WORK INSTRUCTION » Within the records below, filter for lines carrying the word "miteinbeziehen" and copy them.
────────
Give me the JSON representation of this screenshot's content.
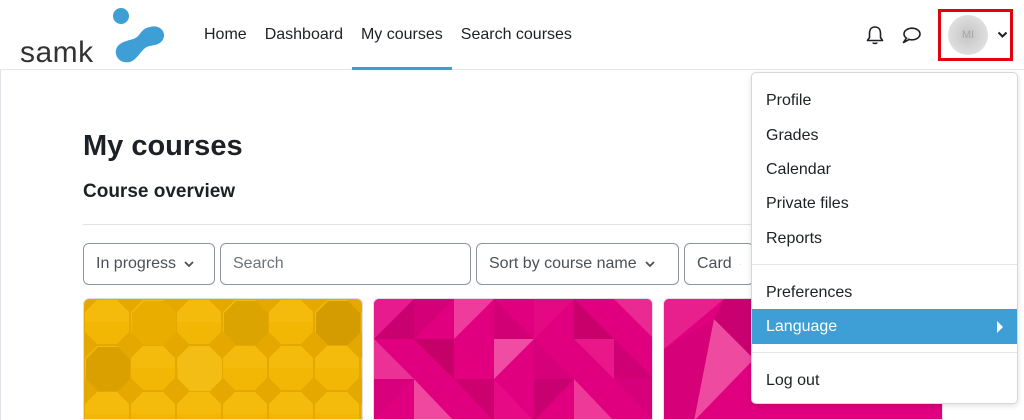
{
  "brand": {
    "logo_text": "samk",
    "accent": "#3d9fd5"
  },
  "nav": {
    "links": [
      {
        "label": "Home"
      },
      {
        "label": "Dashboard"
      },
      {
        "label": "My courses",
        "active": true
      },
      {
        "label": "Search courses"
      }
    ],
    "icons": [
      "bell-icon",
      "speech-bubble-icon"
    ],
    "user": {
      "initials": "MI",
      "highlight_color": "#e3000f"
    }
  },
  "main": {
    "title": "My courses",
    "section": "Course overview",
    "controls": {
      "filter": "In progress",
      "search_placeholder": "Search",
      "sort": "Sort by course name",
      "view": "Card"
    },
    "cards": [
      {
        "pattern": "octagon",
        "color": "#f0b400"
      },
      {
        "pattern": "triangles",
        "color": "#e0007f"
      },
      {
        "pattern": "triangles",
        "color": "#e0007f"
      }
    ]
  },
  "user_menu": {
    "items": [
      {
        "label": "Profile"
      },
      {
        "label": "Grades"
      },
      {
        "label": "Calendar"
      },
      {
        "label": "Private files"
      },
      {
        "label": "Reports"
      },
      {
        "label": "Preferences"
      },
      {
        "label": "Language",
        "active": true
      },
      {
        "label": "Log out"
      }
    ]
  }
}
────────
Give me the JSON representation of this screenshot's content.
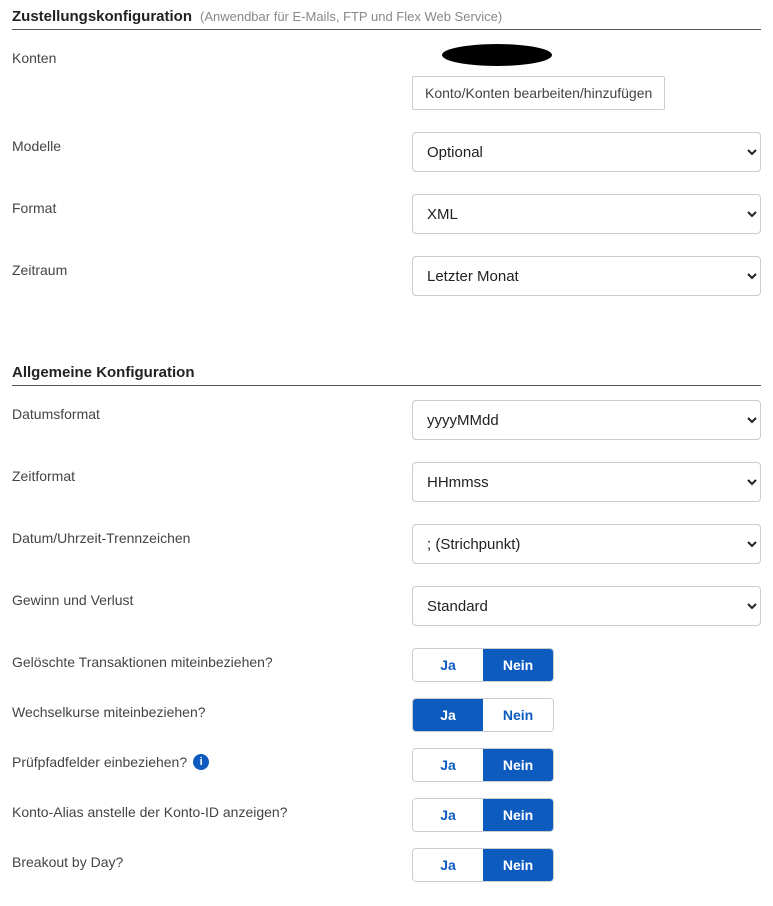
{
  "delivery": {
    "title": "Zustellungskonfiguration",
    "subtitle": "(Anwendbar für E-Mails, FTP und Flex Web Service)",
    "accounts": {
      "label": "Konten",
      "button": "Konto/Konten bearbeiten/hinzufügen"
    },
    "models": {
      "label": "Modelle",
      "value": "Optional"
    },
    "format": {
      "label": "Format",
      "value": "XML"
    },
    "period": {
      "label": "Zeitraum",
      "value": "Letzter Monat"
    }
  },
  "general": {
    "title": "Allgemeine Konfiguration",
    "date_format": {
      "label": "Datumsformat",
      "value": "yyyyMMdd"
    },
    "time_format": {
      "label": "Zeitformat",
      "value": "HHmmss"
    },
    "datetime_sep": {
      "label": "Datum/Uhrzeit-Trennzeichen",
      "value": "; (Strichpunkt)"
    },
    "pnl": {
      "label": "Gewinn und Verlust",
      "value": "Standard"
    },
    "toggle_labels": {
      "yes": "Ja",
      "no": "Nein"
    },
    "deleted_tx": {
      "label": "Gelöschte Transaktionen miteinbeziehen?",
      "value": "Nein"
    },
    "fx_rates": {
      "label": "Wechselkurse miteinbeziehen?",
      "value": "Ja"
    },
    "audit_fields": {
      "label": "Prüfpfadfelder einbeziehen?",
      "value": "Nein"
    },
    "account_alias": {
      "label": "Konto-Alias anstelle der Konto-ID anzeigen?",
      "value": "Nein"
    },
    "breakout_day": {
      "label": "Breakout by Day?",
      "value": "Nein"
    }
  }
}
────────
EXERCISE RESULT »
      "label": "Gelöschte Transaktionen miteinbeziehen?",
      "label": "Wechselkurse miteinbeziehen?",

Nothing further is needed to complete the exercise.